Over the past couple of years, eLearning has become the norm as a safe and viable option for learning whilst we fight the ongoing battle with the pandemic. An important part of online learning includes assessments, which tests the spectrum of how much learners know, how well they know and understand it, if they can apply it in real life and in different scenarios. These assessments can vary between formative assessments (used throughout the duration of the course, after completing each module) and summative assessments (used at the end of the course).
Unfortunately, certain subjects, especially complex ones, can make assessments extremely tricky if you need to scope all of the above and still get a relatively accurate idea of how well your students are coping, understanding and progressing. The very importance of these assessments is quite often overlooked, with several mistakes being made that either negatively affects learners, their learning experience or the outcome of the assessment itself.

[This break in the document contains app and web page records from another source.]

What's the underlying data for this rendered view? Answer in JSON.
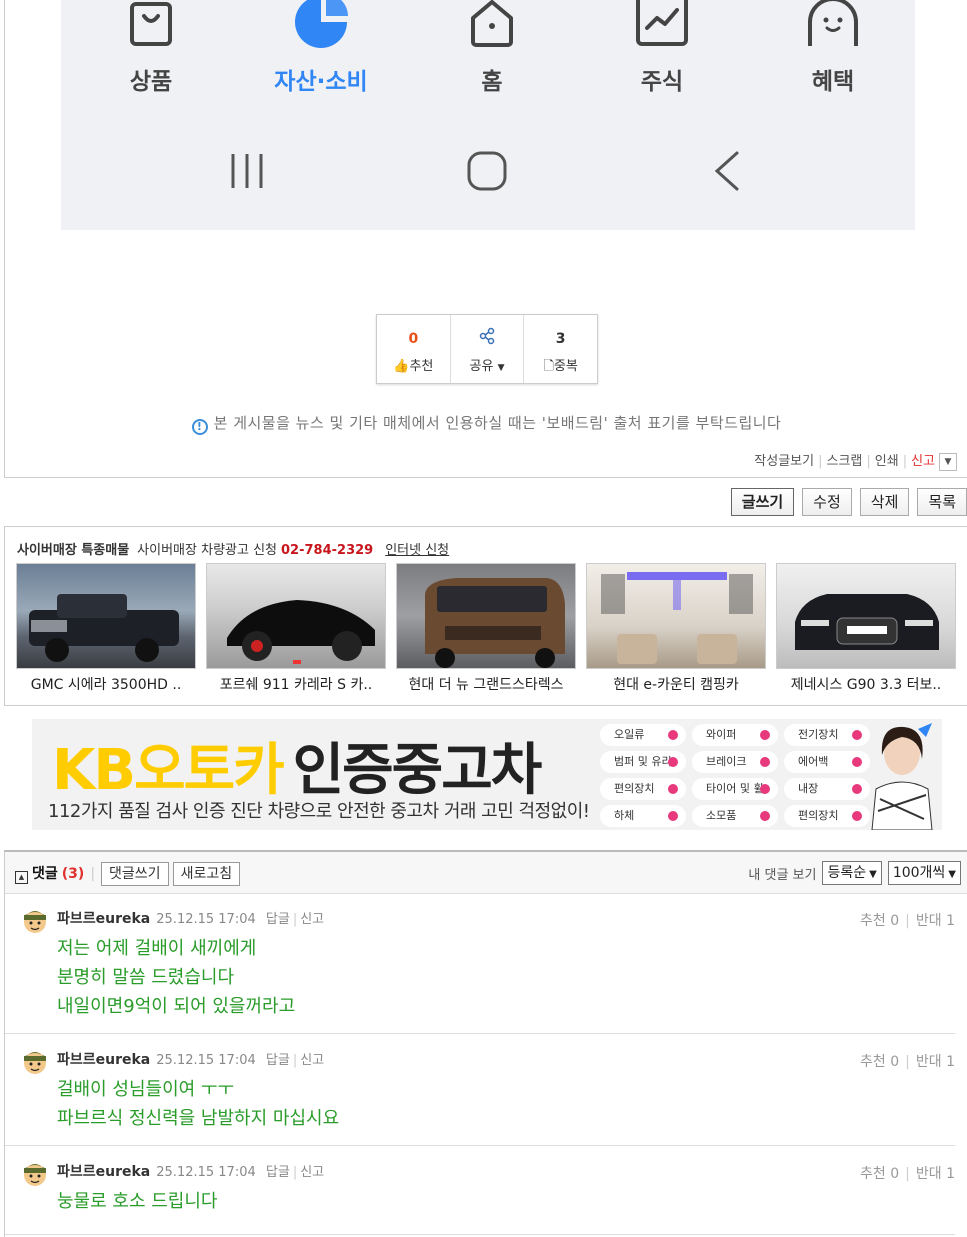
{
  "phone_nav": {
    "items": [
      {
        "label": "상품",
        "icon": "bag-icon"
      },
      {
        "label": "자산·소비",
        "icon": "pie-chart-icon",
        "active": true
      },
      {
        "label": "홈",
        "icon": "home-icon"
      },
      {
        "label": "주식",
        "icon": "stock-chart-icon"
      },
      {
        "label": "혜택",
        "icon": "benefit-face-icon"
      }
    ],
    "accent": "#2f86f4"
  },
  "vote": {
    "recommend_count": "0",
    "recommend_label": "추천",
    "share_label": "공유",
    "duplicate_count": "3",
    "duplicate_label": "중복"
  },
  "notice": "본 게시물을 뉴스 및 기타 매체에서 인용하실 때는 '보배드림' 출처 표기를 부탁드립니다",
  "post_links": {
    "view_posts": "작성글보기",
    "scrap": "스크랩",
    "print": "인쇄",
    "report": "신고"
  },
  "buttons": {
    "write": "글쓰기",
    "edit": "수정",
    "delete": "삭제",
    "list": "목록"
  },
  "cyber": {
    "title": "사이버매장 특종매물",
    "ad_text": "사이버매장 차량광고 신청",
    "phone": "02-784-2329",
    "internet_apply": "인터넷 신청",
    "cars": [
      {
        "name": "GMC 시에라 3500HD ..",
        "color": "#2a2f38"
      },
      {
        "name": "포르쉐 911 카레라 S 카..",
        "color": "#111111"
      },
      {
        "name": "현대 더 뉴 그랜드스타렉스",
        "color": "#6b4a32"
      },
      {
        "name": "현대 e-카운티 캠핑카",
        "color": "#d9d2c8"
      },
      {
        "name": "제네시스 G90 3.3 터보..",
        "color": "#1a1c22"
      }
    ]
  },
  "banner": {
    "title_yellow": "KB오토카",
    "title_black": "인증중고차",
    "subtitle": "112가지 품질 검사 인증 진단 차량으로 안전한 중고차 거래 고민 걱정없이!",
    "tags": [
      "오일류",
      "와이퍼",
      "전기장치",
      "범퍼 및 유리",
      "브레이크",
      "에어백",
      "편의장치",
      "타이어 및 휠",
      "내장",
      "하체",
      "소모품",
      "편의장치"
    ]
  },
  "comments_header": {
    "title": "댓글",
    "count": "(3)",
    "write_label": "댓글쓰기",
    "refresh_label": "새로고침",
    "my_comments": "내 댓글 보기",
    "sort_value": "등록순",
    "per_page_value": "100개씩"
  },
  "comments": [
    {
      "nick": "파브르eureka",
      "date": "25.12.15 17:04",
      "reply": "답글",
      "report": "신고",
      "recommend": "추천 0",
      "oppose": "반대 1",
      "lines": [
        "저는 어제 걸배이 새끼에게",
        "분명히 말씀 드렸습니다",
        "내일이면9억이 되어 있을꺼라고"
      ]
    },
    {
      "nick": "파브르eureka",
      "date": "25.12.15 17:04",
      "reply": "답글",
      "report": "신고",
      "recommend": "추천 0",
      "oppose": "반대 1",
      "lines": [
        "걸배이 성님들이여 ㅜㅜ",
        "파브르식 정신력을 남발하지 마십시요"
      ]
    },
    {
      "nick": "파브르eureka",
      "date": "25.12.15 17:04",
      "reply": "답글",
      "report": "신고",
      "recommend": "추천 0",
      "oppose": "반대 1",
      "lines": [
        "눙물로 호소 드립니다"
      ]
    }
  ]
}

Below, we list a few common mistakes that have been made in the past, with the intention to steer clear of them in the future which will hopefully result in more effective learning assessments overall.
There is a big difference between a test, a quiz and an assessment. Assessments should under no circumstances include questions meant to confuse, trick or mislead learners – especially in an online environment. The goal of the assessment is to understand the general understanding the learner has of the work being taught – not to confuse them into questioning their knowledge.
Having the ability to understand the LMS platform and how it works is not enough. Every assessment needs to come with clear and precise instruction as to what is expected and how to successfully complete it. Some learners may not be as tech-savvy as others, resulting in a failed assessments and demotivated learners.
As your course incorporates several learning aspects and techniques due to different learning preferences, you need to think along the same line when you are busy drafting your assessments for the course. You need to incorporate different question types in order to ensure that your assessments are not only diverse but also catering for everyone’s needs and preferences.
A lot of tutors sometime have the tendency to hint at what an assessment will be about or even straight out tell learners which pages to study. There is a fine line trying to assist your learners and making it too easy for an assessment to accurately reflect their knowledge.
After an assessment has taken place, it is vital to go through it with your learners, see where they struggled and share with them as to which answers were incorrect and how to proceed from here onwards. Depending on the amount of learners you have, one-on-one sessions are encouraged in order to see where the learner is experiencing issues with the course.